Beard oil is generally put on the beard area after showering, or cleansing in order to have the opened pores easily absorb the oil. Beard oil usually comes in a small flask or bottle with a dropper in order to administer the correct amount of oil which is then rubbed into the palm of the hand and vigorously applied to the beard area.
Chemical Makeup & Formulations
Beard oils are manufactured with the intent to emulate the natural oils produced by the skin, known as sebum. Carrier type oils generally contain vitamins A, D and E, as well as a high concentration of Linoleic acids and low concentrations of oleic acids. Natural and synthetic scents may be added to the oil in order to enhance its properties and aroma. Natural scents (essential oils, absolutes, and extracts) are derived differently than synthetic scents and contain different chemical compounds that enhance their functionality. This can give beard oils properties such as antibacterial, deodorant, anti-inflammatory and anti-aging. Beard oils making claims to be therapeutic must be approved by the FDA.
Natural beard oils are typically created with both carrier oils and essential oils, absolutes, and/or extracts. Carrier oils are oils that make up the bulk of the volume of the product and are formulated to condition the skin and beard. The most popular types of carrier oils are coconut, grape seed, jojoba, saffron and argan. They are used as a natural fragrance for the beard oils, but also may havearomatherapy benefits. Since essential oils, absolutes, and extracts are usually very strong they may cause chemical burns or skin irritation, they are commonly paired up with carrier oils.
The popularity of beard oil has skyrocketed over the last few years. A google trends analysis indicates that the popularity of this product in search engines has grown steadily since 2006 and achieved its peak during late 2013. The popularity of beard oil and beard-grooming products in general has increased due to the fact that “men are taking better care of their beards.” now that industries have become “more permissive” of facial hair.
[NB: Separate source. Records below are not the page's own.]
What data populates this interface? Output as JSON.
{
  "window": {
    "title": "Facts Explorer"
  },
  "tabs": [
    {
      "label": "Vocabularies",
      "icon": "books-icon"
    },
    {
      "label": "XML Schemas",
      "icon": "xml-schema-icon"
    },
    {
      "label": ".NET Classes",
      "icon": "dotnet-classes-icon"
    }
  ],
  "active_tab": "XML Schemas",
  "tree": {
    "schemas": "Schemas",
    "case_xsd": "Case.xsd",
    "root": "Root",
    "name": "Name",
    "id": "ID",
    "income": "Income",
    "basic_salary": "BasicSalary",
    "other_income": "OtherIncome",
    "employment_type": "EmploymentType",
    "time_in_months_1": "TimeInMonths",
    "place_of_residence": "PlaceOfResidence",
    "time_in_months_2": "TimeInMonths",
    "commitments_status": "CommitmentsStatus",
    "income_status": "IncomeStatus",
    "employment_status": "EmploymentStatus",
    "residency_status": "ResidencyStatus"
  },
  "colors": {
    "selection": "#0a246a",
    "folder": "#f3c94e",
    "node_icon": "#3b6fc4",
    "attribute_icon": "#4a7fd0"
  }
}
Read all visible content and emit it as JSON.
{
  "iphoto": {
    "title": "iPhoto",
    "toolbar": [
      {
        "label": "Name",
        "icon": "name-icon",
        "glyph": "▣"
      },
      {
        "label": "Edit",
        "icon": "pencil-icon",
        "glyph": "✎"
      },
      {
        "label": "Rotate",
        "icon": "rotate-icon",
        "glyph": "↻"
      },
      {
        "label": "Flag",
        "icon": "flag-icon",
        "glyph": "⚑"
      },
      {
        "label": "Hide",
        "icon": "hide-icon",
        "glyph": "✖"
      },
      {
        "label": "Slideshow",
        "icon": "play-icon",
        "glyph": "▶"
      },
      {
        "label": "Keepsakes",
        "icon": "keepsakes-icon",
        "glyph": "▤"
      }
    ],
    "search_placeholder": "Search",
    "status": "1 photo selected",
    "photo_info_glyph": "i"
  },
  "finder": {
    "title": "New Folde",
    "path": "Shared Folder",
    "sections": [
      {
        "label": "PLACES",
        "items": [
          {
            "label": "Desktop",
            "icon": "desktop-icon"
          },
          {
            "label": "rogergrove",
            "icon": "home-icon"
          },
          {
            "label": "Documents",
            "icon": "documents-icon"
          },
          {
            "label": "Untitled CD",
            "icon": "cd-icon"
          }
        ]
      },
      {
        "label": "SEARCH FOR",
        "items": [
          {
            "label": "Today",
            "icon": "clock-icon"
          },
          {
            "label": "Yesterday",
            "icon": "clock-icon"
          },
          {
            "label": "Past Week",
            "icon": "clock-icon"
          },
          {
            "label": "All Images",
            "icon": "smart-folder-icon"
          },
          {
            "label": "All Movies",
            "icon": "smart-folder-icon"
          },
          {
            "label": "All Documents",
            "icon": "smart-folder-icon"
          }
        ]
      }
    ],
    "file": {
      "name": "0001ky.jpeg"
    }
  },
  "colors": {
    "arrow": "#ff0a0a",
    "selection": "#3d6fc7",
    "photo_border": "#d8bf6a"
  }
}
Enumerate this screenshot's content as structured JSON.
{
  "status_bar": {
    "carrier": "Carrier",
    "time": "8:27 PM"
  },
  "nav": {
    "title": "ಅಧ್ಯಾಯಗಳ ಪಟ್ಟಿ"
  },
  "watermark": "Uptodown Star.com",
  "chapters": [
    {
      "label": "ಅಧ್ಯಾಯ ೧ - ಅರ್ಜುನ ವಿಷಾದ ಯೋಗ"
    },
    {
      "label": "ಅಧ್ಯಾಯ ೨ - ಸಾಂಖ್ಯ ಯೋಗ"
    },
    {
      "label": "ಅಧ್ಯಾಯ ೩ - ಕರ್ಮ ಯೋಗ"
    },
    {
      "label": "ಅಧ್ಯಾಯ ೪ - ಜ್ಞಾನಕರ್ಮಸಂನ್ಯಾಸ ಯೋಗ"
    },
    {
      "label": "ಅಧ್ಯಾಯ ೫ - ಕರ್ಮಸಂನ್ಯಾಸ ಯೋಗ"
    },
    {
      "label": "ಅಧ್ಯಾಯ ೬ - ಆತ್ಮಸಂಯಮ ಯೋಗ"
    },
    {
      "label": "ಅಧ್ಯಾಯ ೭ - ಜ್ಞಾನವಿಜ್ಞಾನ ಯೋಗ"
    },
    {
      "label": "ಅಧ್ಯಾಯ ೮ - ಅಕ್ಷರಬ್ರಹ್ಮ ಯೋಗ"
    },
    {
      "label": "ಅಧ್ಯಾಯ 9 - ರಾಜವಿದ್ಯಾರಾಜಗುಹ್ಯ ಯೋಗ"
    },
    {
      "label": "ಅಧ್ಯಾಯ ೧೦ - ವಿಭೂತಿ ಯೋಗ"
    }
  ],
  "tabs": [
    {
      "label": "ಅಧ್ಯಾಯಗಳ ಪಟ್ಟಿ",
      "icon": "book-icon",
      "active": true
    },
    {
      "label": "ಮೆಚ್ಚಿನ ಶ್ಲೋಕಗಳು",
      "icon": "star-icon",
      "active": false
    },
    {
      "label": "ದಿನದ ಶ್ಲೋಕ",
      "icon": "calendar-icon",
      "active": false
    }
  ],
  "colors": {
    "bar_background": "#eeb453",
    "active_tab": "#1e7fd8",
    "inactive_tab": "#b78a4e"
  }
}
The popularity increase of some online grooming communities and forums have also contributed to the notable increase of sales in beard-grooming products